Here are the numbers we were able to hit with this micro-influencer strategy in six months:
- Kristina became a guest on 90 podcasts.
- She was featured in 90 vlogs.
- Her book was promoted in 300 articles on blogs of all sizes.
You might have heard that the ideal community size is about 100 to 120 people. So, we had Kristina speak with about 20 of her closest contacts. This is crucial, as those are the people who would become her top supporters. To create an even bigger reach, four of our team members focused on talking to 100 to 120 people each.
These numbers might still seem out of reach if you are an individual author working towards promoting your book. However, not every book needs 480 features.
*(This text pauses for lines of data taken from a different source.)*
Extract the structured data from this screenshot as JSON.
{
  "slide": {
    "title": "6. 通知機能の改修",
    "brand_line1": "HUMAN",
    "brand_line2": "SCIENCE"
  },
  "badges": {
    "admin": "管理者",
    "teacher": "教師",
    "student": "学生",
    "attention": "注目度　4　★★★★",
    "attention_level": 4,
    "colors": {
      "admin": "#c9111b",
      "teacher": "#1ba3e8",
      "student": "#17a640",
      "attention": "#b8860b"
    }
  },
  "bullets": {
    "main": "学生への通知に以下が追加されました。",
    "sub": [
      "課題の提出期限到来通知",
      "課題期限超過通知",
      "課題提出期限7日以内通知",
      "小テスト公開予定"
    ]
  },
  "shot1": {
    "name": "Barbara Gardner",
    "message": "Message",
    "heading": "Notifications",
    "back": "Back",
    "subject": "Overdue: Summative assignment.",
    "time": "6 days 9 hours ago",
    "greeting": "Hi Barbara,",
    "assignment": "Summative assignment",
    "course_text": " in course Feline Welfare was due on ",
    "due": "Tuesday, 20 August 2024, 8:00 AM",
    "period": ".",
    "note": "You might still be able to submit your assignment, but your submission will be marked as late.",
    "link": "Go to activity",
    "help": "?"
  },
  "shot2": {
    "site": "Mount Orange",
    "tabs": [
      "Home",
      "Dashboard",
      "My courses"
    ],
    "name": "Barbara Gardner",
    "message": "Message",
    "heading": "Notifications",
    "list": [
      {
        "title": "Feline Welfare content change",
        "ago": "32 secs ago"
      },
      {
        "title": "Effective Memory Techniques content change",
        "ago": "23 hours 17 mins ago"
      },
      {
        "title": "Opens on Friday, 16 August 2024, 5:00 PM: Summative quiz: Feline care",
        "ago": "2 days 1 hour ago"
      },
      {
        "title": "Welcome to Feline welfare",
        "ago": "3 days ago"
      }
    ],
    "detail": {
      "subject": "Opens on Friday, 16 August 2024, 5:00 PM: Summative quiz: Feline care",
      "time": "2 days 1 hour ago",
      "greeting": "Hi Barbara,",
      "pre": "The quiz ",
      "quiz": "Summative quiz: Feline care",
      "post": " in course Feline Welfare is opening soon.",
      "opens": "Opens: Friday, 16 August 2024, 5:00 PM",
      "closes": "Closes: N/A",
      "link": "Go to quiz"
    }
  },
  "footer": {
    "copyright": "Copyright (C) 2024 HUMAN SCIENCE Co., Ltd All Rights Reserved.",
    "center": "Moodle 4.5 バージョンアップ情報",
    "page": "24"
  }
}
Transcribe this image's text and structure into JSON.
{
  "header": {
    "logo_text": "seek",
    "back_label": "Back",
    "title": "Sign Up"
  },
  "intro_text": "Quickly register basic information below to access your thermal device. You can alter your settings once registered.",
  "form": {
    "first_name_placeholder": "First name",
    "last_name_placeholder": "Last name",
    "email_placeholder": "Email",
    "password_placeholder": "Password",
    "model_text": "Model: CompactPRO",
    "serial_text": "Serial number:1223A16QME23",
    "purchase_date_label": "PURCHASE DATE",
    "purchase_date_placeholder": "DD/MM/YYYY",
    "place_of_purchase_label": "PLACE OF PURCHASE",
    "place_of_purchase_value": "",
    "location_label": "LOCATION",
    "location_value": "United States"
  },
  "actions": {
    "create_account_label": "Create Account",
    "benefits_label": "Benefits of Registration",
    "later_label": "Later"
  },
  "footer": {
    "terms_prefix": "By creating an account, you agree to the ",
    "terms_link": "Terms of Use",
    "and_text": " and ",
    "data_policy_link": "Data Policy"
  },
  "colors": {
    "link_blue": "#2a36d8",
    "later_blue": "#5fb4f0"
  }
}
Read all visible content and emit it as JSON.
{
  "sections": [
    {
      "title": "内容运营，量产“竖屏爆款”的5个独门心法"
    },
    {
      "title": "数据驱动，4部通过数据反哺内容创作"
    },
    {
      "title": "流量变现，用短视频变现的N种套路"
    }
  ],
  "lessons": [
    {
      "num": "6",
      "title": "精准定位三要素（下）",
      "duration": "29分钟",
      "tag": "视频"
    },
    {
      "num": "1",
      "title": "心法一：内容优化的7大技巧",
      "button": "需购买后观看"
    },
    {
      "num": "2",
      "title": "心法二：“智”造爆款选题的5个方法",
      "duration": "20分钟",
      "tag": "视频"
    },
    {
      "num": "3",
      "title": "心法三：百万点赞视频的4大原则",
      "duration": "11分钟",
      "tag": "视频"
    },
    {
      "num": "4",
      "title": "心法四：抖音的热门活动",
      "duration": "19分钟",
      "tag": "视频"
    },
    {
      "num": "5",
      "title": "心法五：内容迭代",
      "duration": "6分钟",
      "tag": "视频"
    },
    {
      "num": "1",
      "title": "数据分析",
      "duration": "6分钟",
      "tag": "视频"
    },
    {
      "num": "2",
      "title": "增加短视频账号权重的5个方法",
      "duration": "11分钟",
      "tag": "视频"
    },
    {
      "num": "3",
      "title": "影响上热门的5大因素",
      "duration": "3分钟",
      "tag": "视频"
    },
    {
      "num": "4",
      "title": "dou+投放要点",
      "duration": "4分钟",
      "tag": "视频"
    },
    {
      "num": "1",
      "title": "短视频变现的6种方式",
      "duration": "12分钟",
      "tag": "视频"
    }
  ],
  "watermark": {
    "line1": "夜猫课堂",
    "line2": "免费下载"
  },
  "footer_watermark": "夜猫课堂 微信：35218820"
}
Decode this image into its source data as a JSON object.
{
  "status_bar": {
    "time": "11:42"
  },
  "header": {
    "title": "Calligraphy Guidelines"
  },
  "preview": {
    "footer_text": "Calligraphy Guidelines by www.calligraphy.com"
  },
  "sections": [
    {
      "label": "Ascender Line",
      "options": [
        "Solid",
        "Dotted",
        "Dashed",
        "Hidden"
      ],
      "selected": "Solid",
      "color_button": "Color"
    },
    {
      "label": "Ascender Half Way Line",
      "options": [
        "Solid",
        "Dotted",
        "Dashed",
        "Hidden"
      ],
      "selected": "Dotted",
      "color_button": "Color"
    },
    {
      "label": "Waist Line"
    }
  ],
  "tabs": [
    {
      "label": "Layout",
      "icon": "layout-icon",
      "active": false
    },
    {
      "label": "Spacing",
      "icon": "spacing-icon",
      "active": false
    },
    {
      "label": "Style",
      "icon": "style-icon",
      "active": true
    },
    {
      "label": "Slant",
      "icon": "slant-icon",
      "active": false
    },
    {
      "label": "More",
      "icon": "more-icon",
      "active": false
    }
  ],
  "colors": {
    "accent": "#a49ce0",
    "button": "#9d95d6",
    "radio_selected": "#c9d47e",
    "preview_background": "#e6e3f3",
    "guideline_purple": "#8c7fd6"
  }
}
Sometimes, getting the author on 20 to 30 key platforms is more than enough. As an author, you just need to find the strategy that works for you.
This promo campaign started a few months before ChatGPT and AI-based tools blew up, and halfway through the campaign, we started implementing AI tools to find relevant micro-influencers, acquire their contact details and make the first connection. After that, a real person would pick up, because warm real relationships turned out to be the key. If you are an author promoting your book without the support of the team, AI tools can make a huge difference in how many people you can engage.
In Kristina’s case, this shift in our approach to her book launch campaign led to her becoming a four-time best-selling author.
Fewer shortcuts, more connection
Here are a few things I would strongly recommend if you are working towards the book launch:
- Separate your promotion period from the launch period. No matter if you have a team or you’re going solo, writing a book and promoting one are very different kinds of mindsets.
- Give yourself at least three to four months from completing the final draft until the launch date. This time allows you to build those real relationships or get your existing connections on board to support you with the launch.
- Don’t chase after influencers with huge numbers, focus on people you you know would 100% resonate with your message.
- Create an advanced readers club: It might look just like a Telegram group or a WhatsApp chat where you give people “behind the scenes of your launch progress.” It goes without saying that personal connection is a first step before adding contacts to advanced readers. Those would be your closest supporters.
- Give your advanced readers early access. This is the genuine way to get Amazon reviews on day one of your launch. If they’ve read a few of your chapters or a whole book before the launch, you can ask them to drop a review within the first 24 hours. Amazon would reward you with better visibility.
A genuine community that’s truly interested in your book’s message is more valuable than any shortcuts or tricks, even if it’s a small group of people. These real connections with your readers will take you much farther in the long run.